According to the European Respiratory Society Guidelines for the diagnosis of primary ciliary dyskinesia, it is highly recommended that patients with recurrent wet cough, chronic rhinitis, persistent middle ear disease, congenital heart disease, neonatal respiratory infections in infants and a history of intensive neonatal treatment be screened for PCD. In addition, PCD patients' siblings should also undergo PCD investigations (10, 11). The most prominent symptoms among patients were bronchiectasis (39%) and persistent sinusitis (34%). However, in the PCD group, persistent respiratory infection was even greater than those symptoms reported (50%).
PCD and SCD may have similar symptoms, but TEM findings are permanent and seen in most of the cilia in PCD patients. Secondary changes, however, could be the result of former infections and would recover by the time or culture of the sample (6, 12, 13). Compound cilia (41.4%) and extra-tubules (44.3%) are examples of SCD identified in almost half of the sample population (Figure.2).
Furthermore, some changes, such as microtubular disorganization and central pair abnormalities, may be common between PCD and SCD. Therefore, to confirm this diagnosis, they should present with other specific PCD criteria. Repeating the biopsy and considering a sufficient healthy interval before sampling also help to differentiate between PCD and SCD more precisely (14). IDA defect is also among the overlapping appearance seen in almost 30% of our samples, probably due to the difficulty of seeing IDA by TEM (15-17). (Table-3) (Figure.3).
It is therefore highly suggested that the biopsy be iterated specifically for this group (18). In addition, in the event of an isolated IDA defect, the cultivation of the sample may result in a reversal and therefore exclude the diagnosis of PCD (6). Likewise, considerable attention must be paid to the ultrastructure at the tip and base of the cilia to prevent misinterpretation as ultrastructural defect (14).(Figure 4).
To date, PCD diagnosis remains a significant medical challenge in resource-limited regions. Although TEM was previously thought to be a gold standard test, there is currently no stand-alone PCD test and there are also a variety of diagnostic approaches in different countries based on their local guidelines (19).
Several techniques are required to confirm PCD diagnosis, as well. Saccharine testing was previously done for PCD screening (20), although this is not reliable anymore (20). To date, nasal nitric oxide (nNO) and high-speed video microscopy analysis (HSVA) have been used in combination with TEM to confirm a PCD diagnosis based on local diagnostic algorithms. However, the European Respiratory Society Guideline (10) labels nNO (for patients under the age of 6 years) and HSVA as a "weak recommendation" and still strongly advocates TEM. Due to the lack of a local guideline in our region, we recommend that TEM be a reliable tool because of its high specificity. However, up to 30 percent of PCD patients have normal TEM results (14). Furthermore, by using TEM alone, there is no confirmed diagnosis for patients with" Class 2 "defects (indicate PCD). We therefore suggest that other tests should be performed for these patients, along with TEM repeat or sample cultivation, to make further decisions (14). Further studies are needed to establish a local guideline in western Asian countries.

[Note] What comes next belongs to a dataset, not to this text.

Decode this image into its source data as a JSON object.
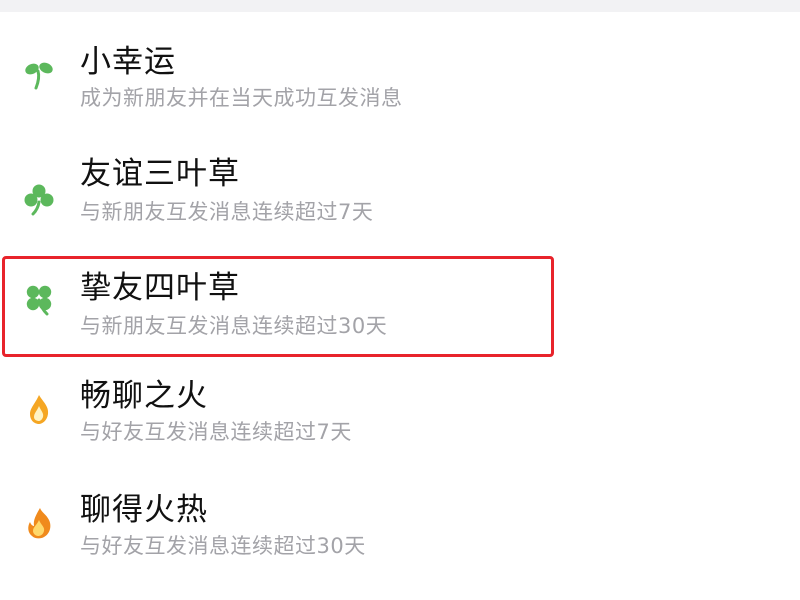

These patients would have a normal joyful life only if they are diagnosed on-time and given proper antibiotic treatment in each respiratory infections. Regular physiotherapy is useful, as well (21) On the other hand, recurrent infections will result in respiratory complications, including recurrent pneumonitis, bronchiectasis, parenchymal fibrosis, hypoxemia induced by ventilation / perfusion mismatch and right ventricular failure, if they remain undiagnosed. Hence, early diagnosis would prevent irreversible consequent complications caused during clinical course and also reduce the burden of disease and its great cost for the health system (22).
Our work has led us to conclude that among suspected PCD patients the most common ultrastructural ciliary defects were extra-tubule and compound cilia. However, the most prevalent hallmark diagnostic defects were ODA and IDA defect among PCD patients. Further studies are needed to establish a local guideline in western Asian countries.